Search the data for the word "name" and copy each line that has it.
-------- RECORD EXCERPTS
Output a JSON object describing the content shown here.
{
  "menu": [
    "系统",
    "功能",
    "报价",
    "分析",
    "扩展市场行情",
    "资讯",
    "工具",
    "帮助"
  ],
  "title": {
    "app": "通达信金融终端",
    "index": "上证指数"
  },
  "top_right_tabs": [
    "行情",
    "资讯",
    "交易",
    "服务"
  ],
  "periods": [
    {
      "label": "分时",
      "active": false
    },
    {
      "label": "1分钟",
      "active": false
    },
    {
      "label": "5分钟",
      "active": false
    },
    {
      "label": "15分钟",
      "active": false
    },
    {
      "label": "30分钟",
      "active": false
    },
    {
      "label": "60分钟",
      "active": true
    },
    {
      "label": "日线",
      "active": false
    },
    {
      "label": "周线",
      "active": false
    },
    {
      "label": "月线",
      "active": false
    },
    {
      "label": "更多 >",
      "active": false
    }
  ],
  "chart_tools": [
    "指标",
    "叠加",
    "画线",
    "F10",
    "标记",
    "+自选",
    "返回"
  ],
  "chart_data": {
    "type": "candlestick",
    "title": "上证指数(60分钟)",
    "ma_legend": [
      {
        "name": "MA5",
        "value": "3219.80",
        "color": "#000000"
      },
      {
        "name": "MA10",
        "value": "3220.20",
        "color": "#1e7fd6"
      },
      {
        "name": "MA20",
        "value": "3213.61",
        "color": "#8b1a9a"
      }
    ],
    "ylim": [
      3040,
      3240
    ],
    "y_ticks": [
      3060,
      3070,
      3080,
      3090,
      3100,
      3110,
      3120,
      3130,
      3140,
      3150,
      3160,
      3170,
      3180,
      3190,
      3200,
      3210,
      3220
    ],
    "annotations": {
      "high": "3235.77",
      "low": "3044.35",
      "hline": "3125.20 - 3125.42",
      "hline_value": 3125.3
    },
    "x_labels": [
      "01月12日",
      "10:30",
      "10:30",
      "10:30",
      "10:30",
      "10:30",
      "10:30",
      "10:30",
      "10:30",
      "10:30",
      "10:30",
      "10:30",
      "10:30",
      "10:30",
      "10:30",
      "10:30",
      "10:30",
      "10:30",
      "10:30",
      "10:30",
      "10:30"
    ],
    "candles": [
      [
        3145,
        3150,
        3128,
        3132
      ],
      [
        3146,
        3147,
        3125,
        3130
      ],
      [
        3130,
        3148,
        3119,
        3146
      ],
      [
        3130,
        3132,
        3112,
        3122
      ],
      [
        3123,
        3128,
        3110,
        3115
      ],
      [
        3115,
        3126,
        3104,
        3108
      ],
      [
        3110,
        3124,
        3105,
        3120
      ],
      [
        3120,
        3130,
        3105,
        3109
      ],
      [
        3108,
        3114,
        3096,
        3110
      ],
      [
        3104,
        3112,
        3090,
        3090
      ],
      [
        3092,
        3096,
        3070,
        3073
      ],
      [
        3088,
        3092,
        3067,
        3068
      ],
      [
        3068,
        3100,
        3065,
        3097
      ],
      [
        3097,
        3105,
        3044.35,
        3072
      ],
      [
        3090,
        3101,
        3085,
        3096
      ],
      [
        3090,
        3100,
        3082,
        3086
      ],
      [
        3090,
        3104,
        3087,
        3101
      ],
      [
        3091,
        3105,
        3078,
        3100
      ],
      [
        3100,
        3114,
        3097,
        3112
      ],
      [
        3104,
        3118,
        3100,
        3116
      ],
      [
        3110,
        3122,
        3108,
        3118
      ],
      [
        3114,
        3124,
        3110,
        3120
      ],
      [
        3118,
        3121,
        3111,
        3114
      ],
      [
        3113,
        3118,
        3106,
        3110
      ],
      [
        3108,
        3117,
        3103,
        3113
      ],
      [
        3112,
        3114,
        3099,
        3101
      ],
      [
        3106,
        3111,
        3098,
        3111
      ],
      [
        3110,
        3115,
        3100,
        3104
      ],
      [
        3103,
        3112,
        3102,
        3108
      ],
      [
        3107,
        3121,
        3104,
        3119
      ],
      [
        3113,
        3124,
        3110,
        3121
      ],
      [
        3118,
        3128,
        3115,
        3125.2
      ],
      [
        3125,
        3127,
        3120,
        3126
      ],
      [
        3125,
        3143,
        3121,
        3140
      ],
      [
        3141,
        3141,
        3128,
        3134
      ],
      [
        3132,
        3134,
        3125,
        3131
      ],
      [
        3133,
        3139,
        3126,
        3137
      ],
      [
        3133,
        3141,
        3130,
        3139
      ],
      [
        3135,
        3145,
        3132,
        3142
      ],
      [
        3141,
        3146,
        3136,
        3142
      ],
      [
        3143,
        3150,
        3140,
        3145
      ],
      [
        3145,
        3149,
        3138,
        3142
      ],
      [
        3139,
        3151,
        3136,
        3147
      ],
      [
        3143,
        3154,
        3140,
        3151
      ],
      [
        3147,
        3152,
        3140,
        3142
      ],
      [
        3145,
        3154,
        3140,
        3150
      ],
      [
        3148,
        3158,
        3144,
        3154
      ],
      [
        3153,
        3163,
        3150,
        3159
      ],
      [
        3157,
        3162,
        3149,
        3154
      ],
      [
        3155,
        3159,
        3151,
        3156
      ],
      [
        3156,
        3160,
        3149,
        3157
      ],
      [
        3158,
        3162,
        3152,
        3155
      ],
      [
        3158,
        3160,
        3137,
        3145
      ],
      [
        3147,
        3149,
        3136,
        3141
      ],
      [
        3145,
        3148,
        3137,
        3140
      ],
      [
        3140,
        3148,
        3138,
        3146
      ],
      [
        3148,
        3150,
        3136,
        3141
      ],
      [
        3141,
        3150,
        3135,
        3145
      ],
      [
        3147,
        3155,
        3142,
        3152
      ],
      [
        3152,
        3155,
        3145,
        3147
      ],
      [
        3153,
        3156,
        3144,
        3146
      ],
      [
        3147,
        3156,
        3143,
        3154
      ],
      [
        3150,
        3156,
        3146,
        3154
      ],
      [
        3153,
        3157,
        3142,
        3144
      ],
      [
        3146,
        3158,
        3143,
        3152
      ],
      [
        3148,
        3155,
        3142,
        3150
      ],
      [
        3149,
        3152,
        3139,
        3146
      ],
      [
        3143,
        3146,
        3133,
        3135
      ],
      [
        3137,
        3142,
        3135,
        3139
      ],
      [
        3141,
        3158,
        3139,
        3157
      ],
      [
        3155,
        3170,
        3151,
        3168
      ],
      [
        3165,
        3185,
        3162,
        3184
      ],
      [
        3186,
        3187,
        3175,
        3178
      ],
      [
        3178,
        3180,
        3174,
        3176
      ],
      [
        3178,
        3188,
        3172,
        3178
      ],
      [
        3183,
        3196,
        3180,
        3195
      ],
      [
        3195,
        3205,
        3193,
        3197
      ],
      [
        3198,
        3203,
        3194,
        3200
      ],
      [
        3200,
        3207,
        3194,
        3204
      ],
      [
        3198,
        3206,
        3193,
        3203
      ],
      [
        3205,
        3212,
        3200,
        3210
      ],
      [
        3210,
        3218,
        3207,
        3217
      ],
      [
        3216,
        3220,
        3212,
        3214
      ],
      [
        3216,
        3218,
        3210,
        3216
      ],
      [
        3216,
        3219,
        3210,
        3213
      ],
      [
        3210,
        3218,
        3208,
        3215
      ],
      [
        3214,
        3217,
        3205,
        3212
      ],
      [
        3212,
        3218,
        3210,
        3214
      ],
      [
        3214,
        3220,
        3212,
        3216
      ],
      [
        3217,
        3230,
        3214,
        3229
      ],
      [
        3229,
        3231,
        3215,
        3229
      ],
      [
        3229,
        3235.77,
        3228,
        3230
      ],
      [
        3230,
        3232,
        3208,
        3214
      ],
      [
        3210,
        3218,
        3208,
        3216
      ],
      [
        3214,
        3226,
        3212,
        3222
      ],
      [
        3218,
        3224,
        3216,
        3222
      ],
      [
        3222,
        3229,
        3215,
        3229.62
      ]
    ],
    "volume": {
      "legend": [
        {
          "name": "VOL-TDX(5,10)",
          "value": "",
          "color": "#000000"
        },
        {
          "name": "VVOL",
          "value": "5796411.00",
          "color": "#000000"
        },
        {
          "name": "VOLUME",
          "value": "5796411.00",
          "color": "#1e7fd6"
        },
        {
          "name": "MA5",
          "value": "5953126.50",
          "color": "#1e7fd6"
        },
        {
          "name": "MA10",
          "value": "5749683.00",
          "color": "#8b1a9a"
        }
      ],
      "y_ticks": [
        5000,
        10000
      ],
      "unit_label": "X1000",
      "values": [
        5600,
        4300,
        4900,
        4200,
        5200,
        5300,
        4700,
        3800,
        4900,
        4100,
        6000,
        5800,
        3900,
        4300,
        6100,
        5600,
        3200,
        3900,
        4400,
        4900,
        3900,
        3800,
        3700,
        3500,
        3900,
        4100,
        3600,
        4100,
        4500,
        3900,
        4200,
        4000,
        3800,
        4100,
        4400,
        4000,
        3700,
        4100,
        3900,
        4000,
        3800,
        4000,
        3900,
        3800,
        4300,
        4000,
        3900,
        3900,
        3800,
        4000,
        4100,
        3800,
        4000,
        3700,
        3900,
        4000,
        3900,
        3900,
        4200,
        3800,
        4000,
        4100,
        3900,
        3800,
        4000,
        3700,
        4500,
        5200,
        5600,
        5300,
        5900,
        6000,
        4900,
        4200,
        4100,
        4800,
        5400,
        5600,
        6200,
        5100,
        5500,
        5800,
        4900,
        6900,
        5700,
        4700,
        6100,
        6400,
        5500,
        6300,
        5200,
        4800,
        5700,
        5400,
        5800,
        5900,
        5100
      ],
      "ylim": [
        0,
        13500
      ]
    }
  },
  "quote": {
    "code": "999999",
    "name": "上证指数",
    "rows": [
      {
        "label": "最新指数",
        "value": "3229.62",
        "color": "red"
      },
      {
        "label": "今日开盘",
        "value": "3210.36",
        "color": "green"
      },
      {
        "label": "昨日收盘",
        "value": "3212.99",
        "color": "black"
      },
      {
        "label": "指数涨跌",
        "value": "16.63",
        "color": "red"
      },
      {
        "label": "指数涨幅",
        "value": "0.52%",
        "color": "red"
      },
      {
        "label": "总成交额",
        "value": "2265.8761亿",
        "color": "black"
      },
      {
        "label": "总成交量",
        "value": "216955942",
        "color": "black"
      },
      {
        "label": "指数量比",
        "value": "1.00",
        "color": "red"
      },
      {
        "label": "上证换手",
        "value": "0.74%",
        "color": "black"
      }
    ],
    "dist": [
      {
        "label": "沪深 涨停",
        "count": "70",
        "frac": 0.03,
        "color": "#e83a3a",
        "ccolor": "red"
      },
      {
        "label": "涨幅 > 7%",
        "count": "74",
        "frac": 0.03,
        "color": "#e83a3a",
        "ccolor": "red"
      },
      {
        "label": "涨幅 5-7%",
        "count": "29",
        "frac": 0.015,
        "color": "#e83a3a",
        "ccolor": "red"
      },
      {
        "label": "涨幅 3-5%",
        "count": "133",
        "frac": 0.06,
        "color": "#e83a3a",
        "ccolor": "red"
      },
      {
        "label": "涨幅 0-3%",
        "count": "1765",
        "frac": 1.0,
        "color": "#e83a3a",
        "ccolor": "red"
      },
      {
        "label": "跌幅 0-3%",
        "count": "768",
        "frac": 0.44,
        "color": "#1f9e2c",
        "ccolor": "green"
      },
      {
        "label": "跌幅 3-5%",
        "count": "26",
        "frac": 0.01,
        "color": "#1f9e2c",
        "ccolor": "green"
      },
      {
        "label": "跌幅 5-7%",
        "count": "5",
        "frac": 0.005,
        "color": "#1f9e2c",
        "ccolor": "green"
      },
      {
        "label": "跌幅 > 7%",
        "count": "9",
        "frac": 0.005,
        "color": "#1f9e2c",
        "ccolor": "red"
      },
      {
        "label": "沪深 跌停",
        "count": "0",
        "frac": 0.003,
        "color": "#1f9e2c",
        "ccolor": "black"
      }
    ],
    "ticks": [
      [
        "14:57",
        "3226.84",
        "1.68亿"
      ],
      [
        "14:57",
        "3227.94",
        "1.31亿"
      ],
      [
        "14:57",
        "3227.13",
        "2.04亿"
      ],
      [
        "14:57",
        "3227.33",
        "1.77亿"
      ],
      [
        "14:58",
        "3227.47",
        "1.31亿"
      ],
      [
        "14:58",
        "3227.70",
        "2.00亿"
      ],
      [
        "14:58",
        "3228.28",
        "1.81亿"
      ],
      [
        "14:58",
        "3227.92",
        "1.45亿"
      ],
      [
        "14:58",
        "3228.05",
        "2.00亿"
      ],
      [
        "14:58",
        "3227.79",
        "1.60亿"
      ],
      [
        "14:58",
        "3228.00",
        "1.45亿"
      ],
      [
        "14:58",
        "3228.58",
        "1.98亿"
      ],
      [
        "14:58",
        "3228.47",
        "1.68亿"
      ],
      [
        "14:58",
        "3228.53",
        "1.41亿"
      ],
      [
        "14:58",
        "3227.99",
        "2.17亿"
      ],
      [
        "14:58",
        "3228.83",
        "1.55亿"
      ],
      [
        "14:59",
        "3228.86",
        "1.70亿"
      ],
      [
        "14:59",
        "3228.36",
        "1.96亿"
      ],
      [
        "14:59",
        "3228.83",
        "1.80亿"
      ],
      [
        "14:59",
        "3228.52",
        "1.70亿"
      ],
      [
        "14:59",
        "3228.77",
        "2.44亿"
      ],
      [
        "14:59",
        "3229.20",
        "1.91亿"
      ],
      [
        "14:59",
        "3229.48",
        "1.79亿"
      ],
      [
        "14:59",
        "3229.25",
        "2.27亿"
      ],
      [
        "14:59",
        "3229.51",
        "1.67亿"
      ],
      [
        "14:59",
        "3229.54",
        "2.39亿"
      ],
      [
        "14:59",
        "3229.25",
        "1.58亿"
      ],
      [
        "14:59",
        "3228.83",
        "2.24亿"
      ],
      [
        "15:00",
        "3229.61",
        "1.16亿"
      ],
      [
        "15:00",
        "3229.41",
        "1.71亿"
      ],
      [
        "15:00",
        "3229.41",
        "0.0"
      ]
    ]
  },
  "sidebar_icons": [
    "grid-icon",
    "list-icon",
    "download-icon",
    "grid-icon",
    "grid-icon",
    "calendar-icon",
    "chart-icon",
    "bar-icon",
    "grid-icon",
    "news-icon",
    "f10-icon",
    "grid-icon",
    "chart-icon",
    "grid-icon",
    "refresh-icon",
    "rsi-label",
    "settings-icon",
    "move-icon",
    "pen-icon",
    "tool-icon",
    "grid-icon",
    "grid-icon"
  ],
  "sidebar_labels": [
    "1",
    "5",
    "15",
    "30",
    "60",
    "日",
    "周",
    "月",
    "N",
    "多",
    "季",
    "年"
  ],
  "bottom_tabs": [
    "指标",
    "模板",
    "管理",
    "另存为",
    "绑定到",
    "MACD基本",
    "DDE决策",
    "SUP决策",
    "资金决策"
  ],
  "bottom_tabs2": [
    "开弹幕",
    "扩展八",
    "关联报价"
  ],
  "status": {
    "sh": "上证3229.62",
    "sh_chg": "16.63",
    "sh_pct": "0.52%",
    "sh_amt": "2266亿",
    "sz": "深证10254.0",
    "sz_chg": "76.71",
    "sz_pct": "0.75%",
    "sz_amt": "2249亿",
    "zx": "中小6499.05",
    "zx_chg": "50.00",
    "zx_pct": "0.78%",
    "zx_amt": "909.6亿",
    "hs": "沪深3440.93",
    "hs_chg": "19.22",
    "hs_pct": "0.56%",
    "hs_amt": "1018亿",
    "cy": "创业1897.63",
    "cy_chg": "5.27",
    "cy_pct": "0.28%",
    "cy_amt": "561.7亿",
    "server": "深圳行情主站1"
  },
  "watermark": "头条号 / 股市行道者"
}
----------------
ANSWER TO THIS EXERCISE.
        "name": "MA5",
        "name": "MA10",
        "name": "MA20",
          "name": "VOL-TDX(5,10)",
          "name": "VVOL",
          "name": "VOLUME",
          "name": "MA5",
          "name": "MA10",
    "name": "上证指数",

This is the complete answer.